Brandon Clim | Fulcrum Contributor

I was asked to provide commentary for the Fulcrum throughout the Student Federation of the University of Ottawa (SFUO) election campaign that is ongoing until Feb. 14. This is something I’ve been doing since the outcome of the 2009 SFUO elections (the title of which refers to the Fulcrum’s March 12, 2009  headline), more unofficially on my personal blog. To make a long story short, I gladly accepted the invitation to provide election commentary for the Fulcrum.

Therefore, let me begin by introducing myself: My name is Brandon Clim, I am a political science student at the University of Ottawa, and I am fascinated by student politics. Currently, I’m the co-editor of studentunion.ca, which covers Canadian student politics. I was fortunate enough to be elected to the Political, International and Development Studies Student Association (PIDSSA) executive as the vice-president Francophone affairs.

 

SFUO elections appeals process lacking independence

The SFUO needs an independent body to deal with many issues, including those arising from the SFUO elections. Sadly, the SFUO board of administration (BOA) abolished the Student Arbitration Committee (SAC) back in September 2011, citing its “undemocratic” nature as reason for the abolition. The SAC was an independent body of nine appointed student arbiters tasked with the judicial power of the federation. Before its abolition, the SAC was often called upon to rule on a variety of issues often relating to the SFUO elections.

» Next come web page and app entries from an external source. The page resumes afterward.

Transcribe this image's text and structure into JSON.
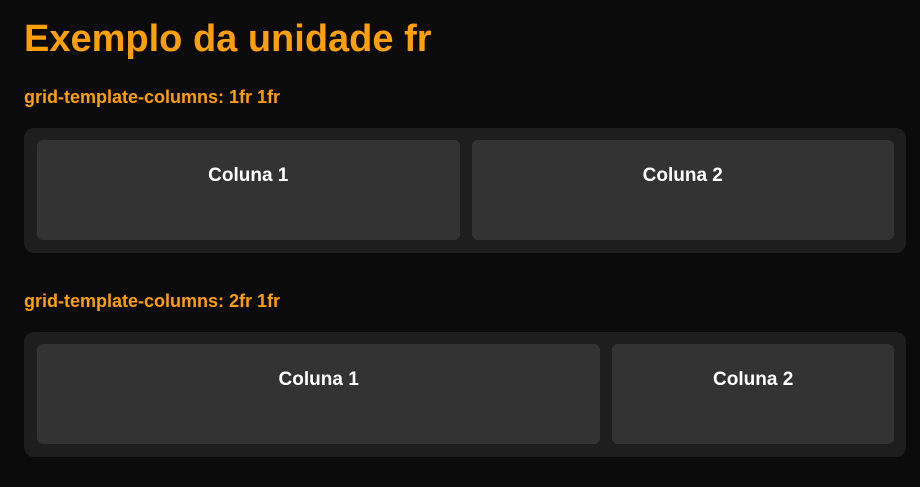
{
  "page": {
    "title": "Exemplo da unidade fr"
  },
  "sections": [
    {
      "heading": "grid-template-columns: 1fr 1fr",
      "cells": [
        "Coluna 1",
        "Coluna 2"
      ]
    },
    {
      "heading": "grid-template-columns: 2fr 1fr",
      "cells": [
        "Coluna 1",
        "Coluna 2"
      ]
    }
  ],
  "colors": {
    "background": "#0b0b0b",
    "accent": "#ff9f0a",
    "container": "#1e1e1e",
    "cell": "#333333",
    "cell_text": "#ffffff"
  }
}
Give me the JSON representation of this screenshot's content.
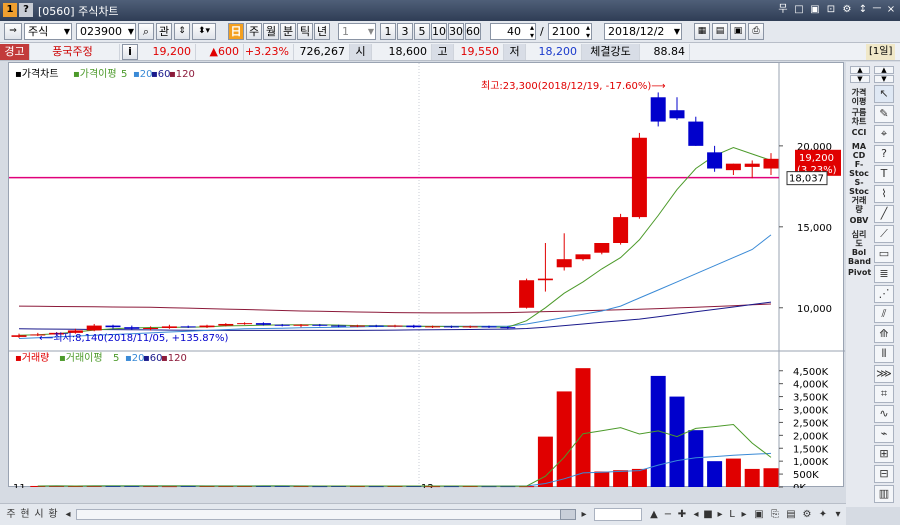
{
  "window": {
    "icon_num": "1",
    "icon_help": "?",
    "title": "[0560] 주식차트",
    "buttons": [
      "무",
      "□",
      "▣",
      "⊡",
      "⚙",
      "↕",
      "ㅡ",
      "×"
    ]
  },
  "toolbar": {
    "market": "주식",
    "code": "023900",
    "btn_gwan": "관",
    "periods": [
      "주",
      "월",
      "분",
      "틱",
      "년"
    ],
    "interval": "1",
    "quick": [
      "1",
      "3",
      "5",
      "10",
      "30",
      "60"
    ],
    "count": "40",
    "total": "2100",
    "date": "2018/12/2"
  },
  "quote": {
    "tag": "경고",
    "name": "풍국주정",
    "info": "i",
    "price": "19,200",
    "change": "▲600",
    "pct": "+3.23%",
    "volume": "726,267",
    "open_label": "시",
    "open": "18,600",
    "high_label": "고",
    "high": "19,550",
    "low_label": "저",
    "low": "18,200",
    "strength_label": "체결강도",
    "strength": "88.84",
    "period": "[1일]"
  },
  "chart": {
    "price_legend": {
      "title": "가격차트",
      "ma_label": "가격이평",
      "ma": [
        "5",
        "20",
        "60",
        "120"
      ]
    },
    "vol_legend": {
      "title": "거래량",
      "ma_label": "거래이평",
      "ma": [
        "5",
        "20",
        "60",
        "120"
      ]
    },
    "high_annotation": "최고:23,300(2018/12/19, -17.60%)⟶",
    "low_annotation": "⟵최저:8,140(2018/11/05, +135.87%)",
    "price_ticks": [
      "20,000",
      "15,000",
      "10,000"
    ],
    "vol_ticks": [
      "4,500K",
      "4,000K",
      "3,500K",
      "3,000K",
      "2,500K",
      "2,000K",
      "1,500K",
      "1,000K",
      "500K",
      "0K"
    ],
    "current_price": "19,200",
    "current_pct": "(3.23%)",
    "line_value": "18,037",
    "x_ticks": [
      "11",
      "12"
    ]
  },
  "colors": {
    "up": "#e00000",
    "down": "#0000cc",
    "ma5": "#4c9a2a",
    "ma20": "#3a8ad6",
    "ma60": "#1a1a8c",
    "ma120": "#8c1a3a",
    "hline": "#e0007a"
  },
  "chart_data": {
    "type": "candlestick",
    "ohlc": [
      {
        "o": 8200,
        "h": 8400,
        "l": 8140,
        "c": 8300
      },
      {
        "o": 8300,
        "h": 8450,
        "l": 8250,
        "c": 8350
      },
      {
        "o": 8350,
        "h": 8500,
        "l": 8300,
        "c": 8450
      },
      {
        "o": 8450,
        "h": 8700,
        "l": 8400,
        "c": 8600
      },
      {
        "o": 8600,
        "h": 9000,
        "l": 8550,
        "c": 8900
      },
      {
        "o": 8900,
        "h": 8950,
        "l": 8700,
        "c": 8800
      },
      {
        "o": 8800,
        "h": 8900,
        "l": 8650,
        "c": 8700
      },
      {
        "o": 8700,
        "h": 8850,
        "l": 8600,
        "c": 8750
      },
      {
        "o": 8750,
        "h": 8950,
        "l": 8700,
        "c": 8850
      },
      {
        "o": 8850,
        "h": 8900,
        "l": 8750,
        "c": 8800
      },
      {
        "o": 8800,
        "h": 8950,
        "l": 8750,
        "c": 8900
      },
      {
        "o": 8900,
        "h": 9050,
        "l": 8850,
        "c": 9000
      },
      {
        "o": 9000,
        "h": 9100,
        "l": 8950,
        "c": 9050
      },
      {
        "o": 9050,
        "h": 9100,
        "l": 8900,
        "c": 8950
      },
      {
        "o": 8950,
        "h": 9000,
        "l": 8850,
        "c": 8900
      },
      {
        "o": 8900,
        "h": 9000,
        "l": 8800,
        "c": 8950
      },
      {
        "o": 8950,
        "h": 9000,
        "l": 8850,
        "c": 8900
      },
      {
        "o": 8900,
        "h": 8950,
        "l": 8800,
        "c": 8850
      },
      {
        "o": 8850,
        "h": 8950,
        "l": 8800,
        "c": 8900
      },
      {
        "o": 8900,
        "h": 8950,
        "l": 8800,
        "c": 8850
      },
      {
        "o": 8850,
        "h": 8950,
        "l": 8800,
        "c": 8900
      },
      {
        "o": 8900,
        "h": 8950,
        "l": 8750,
        "c": 8800
      },
      {
        "o": 8800,
        "h": 8900,
        "l": 8750,
        "c": 8850
      },
      {
        "o": 8850,
        "h": 8900,
        "l": 8750,
        "c": 8800
      },
      {
        "o": 8800,
        "h": 8900,
        "l": 8750,
        "c": 8850
      },
      {
        "o": 8850,
        "h": 8900,
        "l": 8750,
        "c": 8800
      },
      {
        "o": 8800,
        "h": 8850,
        "l": 8700,
        "c": 8750
      },
      {
        "o": 10000,
        "h": 11800,
        "l": 9950,
        "c": 11700
      },
      {
        "o": 11700,
        "h": 14000,
        "l": 11000,
        "c": 11800
      },
      {
        "o": 12500,
        "h": 14600,
        "l": 12300,
        "c": 13000
      },
      {
        "o": 13000,
        "h": 13300,
        "l": 12900,
        "c": 13300
      },
      {
        "o": 13400,
        "h": 14000,
        "l": 13300,
        "c": 14000
      },
      {
        "o": 14000,
        "h": 15800,
        "l": 13900,
        "c": 15600
      },
      {
        "o": 15600,
        "h": 20800,
        "l": 15500,
        "c": 20500
      },
      {
        "o": 23000,
        "h": 23300,
        "l": 21200,
        "c": 21500
      },
      {
        "o": 22200,
        "h": 23000,
        "l": 21600,
        "c": 21700
      },
      {
        "o": 21500,
        "h": 21800,
        "l": 20000,
        "c": 20000
      },
      {
        "o": 19600,
        "h": 20000,
        "l": 18400,
        "c": 18600
      },
      {
        "o": 18500,
        "h": 18900,
        "l": 18200,
        "c": 18900
      },
      {
        "o": 18700,
        "h": 19100,
        "l": 18000,
        "c": 18900
      },
      {
        "o": 18600,
        "h": 19550,
        "l": 18200,
        "c": 19200
      }
    ],
    "volume": [
      40,
      42,
      38,
      45,
      50,
      40,
      38,
      35,
      42,
      40,
      38,
      45,
      40,
      42,
      38,
      36,
      40,
      38,
      36,
      40,
      38,
      35,
      36,
      38,
      35,
      36,
      34,
      1950,
      3700,
      4600,
      600,
      650,
      700,
      4300,
      3500,
      2200,
      1000,
      1100,
      700,
      726
    ],
    "ma5": [
      8300,
      8330,
      8400,
      8500,
      8620,
      8700,
      8750,
      8780,
      8800,
      8800,
      8820,
      8880,
      8900,
      8930,
      8940,
      8950,
      8950,
      8930,
      8900,
      8890,
      8880,
      8860,
      8850,
      8840,
      8830,
      8820,
      8800,
      9200,
      10000,
      10900,
      11600,
      12400,
      13100,
      14200,
      15700,
      17300,
      18600,
      19400,
      19900,
      19500,
      19100
    ],
    "ma20": [
      8100,
      8150,
      8200,
      8250,
      8300,
      8350,
      8400,
      8450,
      8500,
      8550,
      8600,
      8650,
      8700,
      8720,
      8740,
      8760,
      8780,
      8800,
      8820,
      8840,
      8850,
      8850,
      8850,
      8860,
      8860,
      8860,
      8870,
      9000,
      9200,
      9400,
      9600,
      9800,
      10100,
      10600,
      11100,
      11600,
      12100,
      12600,
      13100,
      13600,
      14500
    ],
    "ma60": [
      8700,
      8690,
      8680,
      8670,
      8660,
      8650,
      8640,
      8630,
      8620,
      8610,
      8600,
      8600,
      8600,
      8600,
      8600,
      8600,
      8600,
      8600,
      8600,
      8610,
      8620,
      8630,
      8640,
      8650,
      8660,
      8670,
      8680,
      8720,
      8800,
      8900,
      9000,
      9100,
      9200,
      9300,
      9450,
      9600,
      9750,
      9900,
      10050,
      10200,
      10350
    ],
    "ma120": [
      10100,
      10090,
      10080,
      10070,
      10060,
      10050,
      10040,
      10030,
      10000,
      9980,
      9950,
      9920,
      9890,
      9860,
      9830,
      9800,
      9780,
      9760,
      9740,
      9720,
      9700,
      9690,
      9680,
      9680,
      9680,
      9690,
      9700,
      9730,
      9760,
      9790,
      9820,
      9850,
      9880,
      9910,
      9950,
      9990,
      10030,
      10080,
      10130,
      10180,
      10230
    ],
    "ylim": [
      7700,
      24500
    ],
    "vol_ylim": [
      0,
      4800
    ]
  }
}
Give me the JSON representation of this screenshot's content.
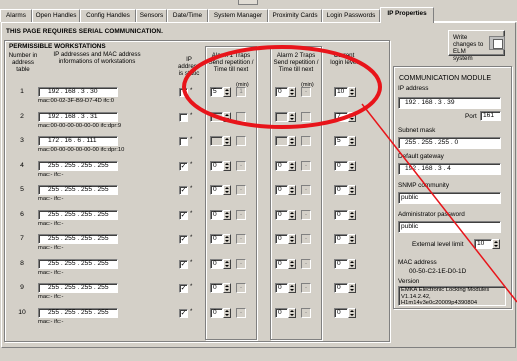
{
  "tabs": [
    {
      "label": "Alarms",
      "active": false
    },
    {
      "label": "Open Handles",
      "active": false
    },
    {
      "label": "Config Handles",
      "active": false
    },
    {
      "label": "Sensors",
      "active": false
    },
    {
      "label": "Date/Time",
      "active": false
    },
    {
      "label": "System Manager",
      "active": false
    },
    {
      "label": "Proximity Cards",
      "active": false
    },
    {
      "label": "Login Passwords",
      "active": false
    },
    {
      "label": "IP Properties",
      "active": true
    }
  ],
  "page_title": "THIS PAGE REQUIRES SERIAL COMMUNICATION.",
  "workstations": {
    "title": "PERMISSIBLE WORKSTATIONS",
    "col_number": "Number in address table",
    "col_ip": "IP addresses and MAC address informations of workstations",
    "col_static": "IP address is static",
    "col_alarm1": "Alarm 1 Traps Send repetition / Time till next",
    "col_alarm2": "Alarm 2 Traps Send repetition / Time till next",
    "col_login": "Current login level",
    "unit_min": "(min)",
    "rows": [
      {
        "no": "1",
        "ip": "192 . 168 . 3 . 30",
        "mac": "mac:00-02-3F-B9-D7-4D ifc:0",
        "static": "",
        "a1": "5",
        "a1t": "1",
        "a2": "0",
        "a2t": "-",
        "login": "10"
      },
      {
        "no": "2",
        "ip": "192 . 168 . 3 . 31",
        "mac": "mac:00-00-00-00-00-00 ifc:dpr:9",
        "static": "",
        "a1": "",
        "a1t": "",
        "a2": "",
        "a2t": "",
        "login": "7"
      },
      {
        "no": "3",
        "ip": "172 . 16 . 6 . 111",
        "mac": "mac:00-00-00-00-00-00 ifc:dpr:10",
        "static": "",
        "a1": "",
        "a1t": "",
        "a2": "",
        "a2t": "",
        "login": "5"
      },
      {
        "no": "4",
        "ip": "255 . 255 . 255 . 255",
        "mac": "mac:- ifc:-",
        "static": "✓",
        "a1": "0",
        "a1t": "-",
        "a2": "0",
        "a2t": "-",
        "login": "0"
      },
      {
        "no": "5",
        "ip": "255 . 255 . 255 . 255",
        "mac": "mac:- ifc:-",
        "static": "✓",
        "a1": "0",
        "a1t": "-",
        "a2": "0",
        "a2t": "-",
        "login": "0"
      },
      {
        "no": "6",
        "ip": "255 . 255 . 255 . 255",
        "mac": "mac:- ifc:-",
        "static": "✓",
        "a1": "0",
        "a1t": "-",
        "a2": "0",
        "a2t": "-",
        "login": "0"
      },
      {
        "no": "7",
        "ip": "255 . 255 . 255 . 255",
        "mac": "mac:- ifc:-",
        "static": "✓",
        "a1": "0",
        "a1t": "-",
        "a2": "0",
        "a2t": "-",
        "login": "0"
      },
      {
        "no": "8",
        "ip": "255 . 255 . 255 . 255",
        "mac": "mac:- ifc:-",
        "static": "✓",
        "a1": "0",
        "a1t": "-",
        "a2": "0",
        "a2t": "-",
        "login": "0"
      },
      {
        "no": "9",
        "ip": "255 . 255 . 255 . 255",
        "mac": "mac:- ifc:-",
        "static": "✓",
        "a1": "0",
        "a1t": "-",
        "a2": "0",
        "a2t": "-",
        "login": "0"
      },
      {
        "no": "10",
        "ip": "255 . 255 . 255 . 255",
        "mac": "mac:- ifc:-",
        "static": "✓",
        "a1": "0",
        "a1t": "-",
        "a2": "0",
        "a2t": "-",
        "login": "0"
      }
    ]
  },
  "write_button": "Write changes to ELM system",
  "module": {
    "title": "COMMUNICATION MODULE",
    "ip_label": "IP address",
    "ip": "192 . 168 . 3 . 39",
    "port_label": "Port",
    "port": "161",
    "subnet_label": "Subnet mask",
    "subnet": "255 . 255 . 255 . 0",
    "gateway_label": "Default gateway",
    "gateway": "192 . 168 . 3 . 4",
    "snmp_label": "SNMP community",
    "snmp": "public",
    "admin_label": "Administrator password",
    "admin": "public",
    "ext_label": "External level limit",
    "ext": "10",
    "mac_label": "MAC address",
    "mac": "00-50-C2-1E-D0-1D",
    "version_label": "Version",
    "version": "EMKA Electronic Locking Modules V1.14.2.42, H1m14v3e0c20009p4390804"
  },
  "colors": {
    "bg": "#d4d0c8",
    "annotation": "#e8141a"
  }
}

During the 2011 SFUO elections, Tristan Dénommée was elected to the position of VP finance, beating out his opponent and the incumbent Sarah Jayne King by more than 100 votes. However, then-SFUO chief electoral officer Jason Benovoy received a number of complaints against Tristan regarding alleged violation of the election rules including, among others, the publication of false statement of fact in relation to personal character or conduct of a candidate and posting in unauthorized locations.

Subsequent to the release of the preliminary SFUO election results, the SFUO election committee disqualified Dénommée and declared King the winner. Dénommée appealed the ruling of the SFUO election committee. He was faced with a fairly straightforward appeals process which has gone unchanged since then:

1) Appeal a ruling of the chief electoral officer before the SFUO election committee
2) Appeal a ruling of the SFUO election committee before the BOA
3) The decision of the BOA is final

However, as was evidenced by the decision by the BOA to uphold Dénommée’s disqualification, the appeals process is flawed. The impartiality of the CEO and members of the election committee have often been an issue which has led to much controversy over the past number of years.

Earlier this week, La Rotonde’s editorial board called for the removal of the current CEO, Osama Berrada. Advancing serious allegations of discrimination, interference, intimidation, and censure, the editorial claims a pattern of unprofessional conduct on the part of Berrada in the course of his duties as CEO.

An independent body is required for a proper investigation into these allegations. Members of the BOA and members of the SFUO executive should not be permitted to sit on this body. Inevitably, the BOA would have the final say, but would be provided with a much more rigorous and non-partisan investigation report, rather than the so-called investigations which have taken place in the past.

It has often been said that perception is everything. When students are openly questioning the soundness of the electoral process and the appeals process, the legitimacy of the entire election is called into question.